A Japanese submarine made a port call in the Philippines, the first in 15 years, on Sunday in a show of growing military cooperation amid tension triggered by China's growing assertiveness in the South China Sea.
One of the newest and largest submarines in the Japanese navy, it was escorted into the former U.S. Navy Base at Subic Bay by two Japanese destroyers on a tour of Southeast Asia.
"This is just an exercise and the main objective is to train the officers," Captain Hiraoki Yoshino of Japan's Maritime Self-Defence Force told reporters.
"We don't have any message to any country," he said, adding the ship visits were aimed at boosting confidence between the Japan and the Philippines.
China claims almost all the South China Sea, where about $5 trillion of ship-borne trade passes every year. Brunei, Malaysia, the Philippines, Vietnam and Taiwan also have claims.
Japan and China also have conflicting claims over islets in the East China Sea. Japan is increasing its presence in the South China Sea, sending more ships and planes to allies in Southeast Asia, like Vietnam and the Philippines.
The Philippines and the United States start military drills on Monday, including simulating the retaking an island seized by an imaginary enemy in the South China Sea, an exercise likely to rile China.

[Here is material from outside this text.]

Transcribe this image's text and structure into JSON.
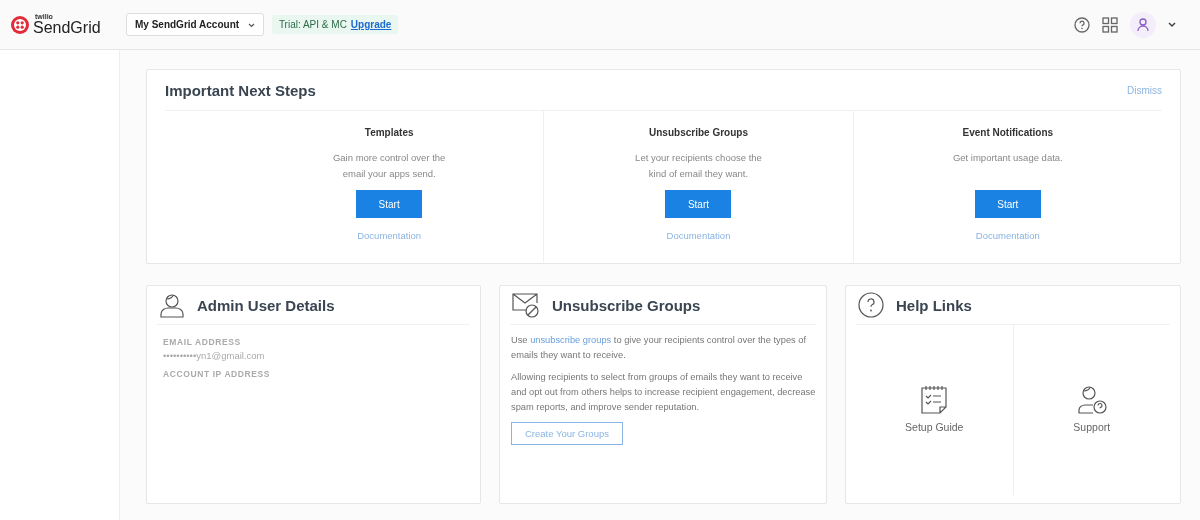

Japan has offered to help the Philippines boost its capability in monitoring what is going on in the South China Sea by leasing three TC-90 surveillance planes, a deal that could be sealed late this month.